But this dismissal bites back. General axiology can be nothing like the will-to-general-axiology. This is the bleakness in the heart of the switcharoo: at the moment of greatest theoretical understanding of general axiology it has to be yanked away from you. This is why I keep alluding to lascivious scenarios — in the ec-stasy of truth you get to “stand besides yourself” and watch the thing of the world understand itself. Hell and eternal damnation — I like this theory thing. Do even buy into general axiology? Demonic confusion, contradiction, aporia, paradox.


What does it mean to say that “I like doing theory”? Surely liking something is an axiological claim; extending an idea originally proposed by Paul Samuelson in the 1930s, it means that my writerly praxis realizes (brings back from reality) a revealed axiology.

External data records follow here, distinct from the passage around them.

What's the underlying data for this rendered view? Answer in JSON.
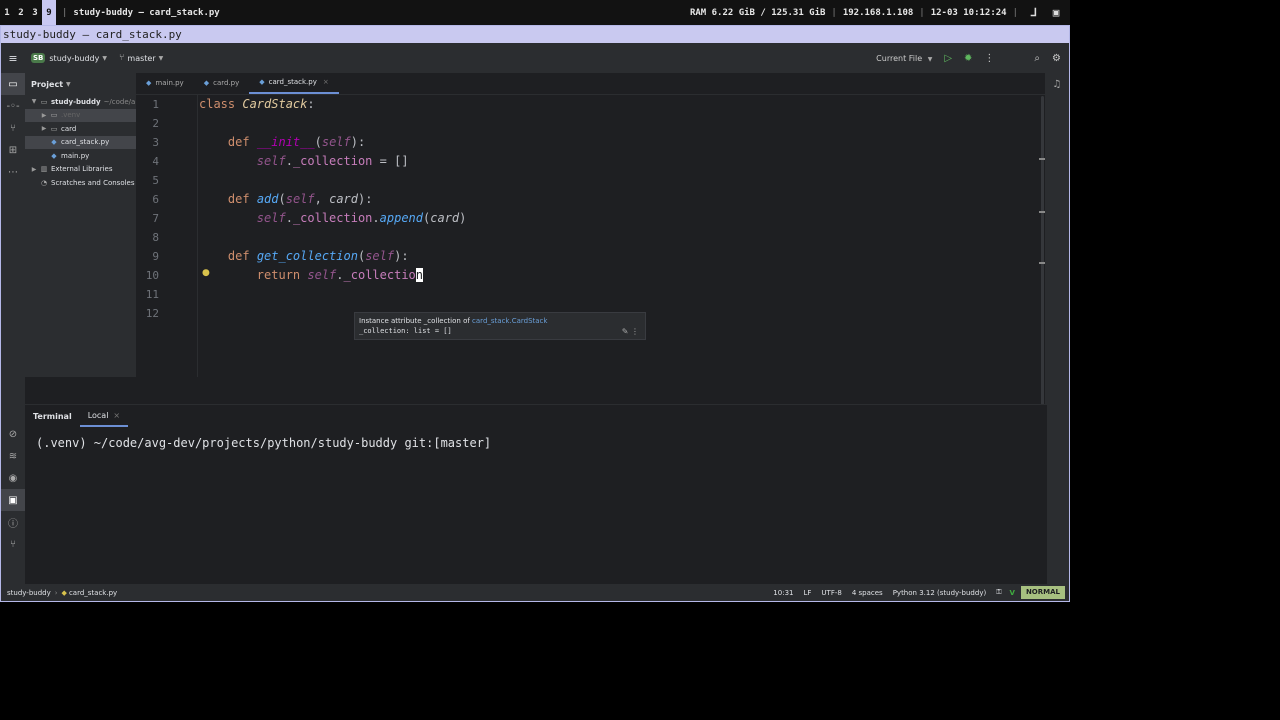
{
  "wm": {
    "workspaces": [
      "1",
      "2",
      "3",
      "9"
    ],
    "active_workspace": "9",
    "window_title": "study-buddy – card_stack.py",
    "ram": "RAM 6.22 GiB / 125.31 GiB",
    "ip": "192.168.1.108",
    "datetime": "12-03 10:12:24"
  },
  "window": {
    "title": "study-buddy – card_stack.py"
  },
  "toolbar": {
    "project_badge": "SB",
    "project_name": "study-buddy",
    "branch": "master",
    "run_config": "Current File"
  },
  "project_panel": {
    "title": "Project",
    "root_label": "study-buddy",
    "root_path": "~/code/a",
    "items": [
      {
        "label": ".venv"
      },
      {
        "label": "card"
      },
      {
        "label": "card_stack.py"
      },
      {
        "label": "main.py"
      }
    ],
    "external": "External Libraries",
    "scratches": "Scratches and Consoles"
  },
  "tabs": [
    {
      "label": "main.py"
    },
    {
      "label": "card.py"
    },
    {
      "label": "card_stack.py"
    }
  ],
  "line_numbers": [
    "1",
    "2",
    "3",
    "4",
    "5",
    "6",
    "7",
    "8",
    "9",
    "10",
    "11",
    "12"
  ],
  "code": {
    "l1_kw": "class ",
    "l1_name": "CardStack",
    "l1_colon": ":",
    "l3_def": "def ",
    "l3_name": "__init__",
    "l3_open": "(",
    "l3_self": "self",
    "l3_close": "):",
    "l4_self": "self",
    "l4_dot": ".",
    "l4_attr": "_collection",
    "l4_rest": " = []",
    "l6_def": "def ",
    "l6_name": "add",
    "l6_open": "(",
    "l6_self": "self",
    "l6_comma": ", ",
    "l6_param": "card",
    "l6_close": "):",
    "l7_self": "self",
    "l7_dot": ".",
    "l7_attr": "_collection",
    "l7_dot2": ".",
    "l7_method": "append",
    "l7_open": "(",
    "l7_param": "card",
    "l7_close": ")",
    "l9_def": "def ",
    "l9_name": "get_collection",
    "l9_open": "(",
    "l9_self": "self",
    "l9_close": "):",
    "l10_ret": "return ",
    "l10_self": "self",
    "l10_dot": ".",
    "l10_attr": "_collectio",
    "l10_cursor": "n"
  },
  "tooltip": {
    "line1_prefix": "Instance attribute _collection of ",
    "line1_link": "card_stack.CardStack",
    "line2": "_collection: list = []"
  },
  "terminal": {
    "tab_terminal": "Terminal",
    "tab_local": "Local",
    "prompt": "(.venv) ~/code/avg-dev/projects/python/study-buddy git:[master]"
  },
  "status": {
    "crumb_project": "study-buddy",
    "crumb_file": "card_stack.py",
    "position": "10:31",
    "line_sep": "LF",
    "encoding": "UTF-8",
    "indent": "4 spaces",
    "interpreter": "Python 3.12 (study-buddy)",
    "mode": "NORMAL"
  }
}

A slightly different axiology would be consistent with a slightly different praxis — maybe we use a different font; maybe something more radical. Now, the revealed axiology is by construction implied by general axiology, but this more or less the same as saying that double-entry accounting is implied by the Yoneda lemma. The secret name of praxis is “specificity”; even in the absence of subjectivity (eg in a world populated by zombie strippers), praxis is. (Some people even take this to be a political program — things really do be like that, lieben heißt leben!)

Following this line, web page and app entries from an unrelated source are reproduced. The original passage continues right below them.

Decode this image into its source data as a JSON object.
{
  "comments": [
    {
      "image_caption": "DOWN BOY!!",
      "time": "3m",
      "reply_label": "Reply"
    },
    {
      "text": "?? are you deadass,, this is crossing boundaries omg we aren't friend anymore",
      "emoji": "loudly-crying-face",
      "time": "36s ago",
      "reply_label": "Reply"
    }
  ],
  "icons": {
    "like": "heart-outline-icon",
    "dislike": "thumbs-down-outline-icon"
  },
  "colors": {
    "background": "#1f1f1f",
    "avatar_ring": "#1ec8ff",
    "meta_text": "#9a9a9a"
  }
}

Does this mean am a revealed axiology? Not directly; a person’s behavior is incoherent, temporally inconsistent and sometimes even “fucked up”. In the Heidegger story this volatility is diluted; Dasein is a mass word and the Situation is something like a mereological structure on the Dasein — there’s no “me” nor “instance”, just facticities plugged into facticities (and facticities aren’t realizable). But if we ever want to talk about the practical affairs of men and groups and thought tendencies and sexual fetishes and ideologies, we need some structure — some dotted line where the cream cracker usually breaks.

This is why there is usually so much technicolor lacaniana littered over these texts. I like to preface discussions of Lacan by saying that psychoanalysis is probably not “true” (which in informal language means it doesn’t live up to scientific standards for a clinical theory), merely “interesting”. As demonstrated over Zizek’s works (and we’re content to let him keep doing the heavy lifting for us here), Lacan is fundamentally a reiterative, reimaginative theoretician of dialectics. In dialectics, Lacan and general axiology alike, there’s a passage to an absolute that can be speculatively revealed but must work itself out somehow.  But in Lacan a number of colorful scenarios (the mirror stage, the signifying chain, the significance of the phallus, the four discourses…) have been already presented. Of course, to use them we must be wary of leaping from Lacanian subjectivity to revealed axiologies; it’s not clear that his subjectivities are anything like the subjectivity I am living through as I type these words.

But, to wrap up — to say “I like doing theory” says something in the asymptotic context of eschatology, yet so much more in the finitary context of working through axiologies. There’s a very real sense in which working towards larger and smaller axiologies makes sense. This is how conjugal rows are resolved: not by anyone winning, but by discovering the higher goals in face of which previous discontent is revealed to be petty (a marriage reveals an axiology, after all — it is a praxis, a something). This is how theory connects to something other than the pure scruple of apraxia — if it wants to survive.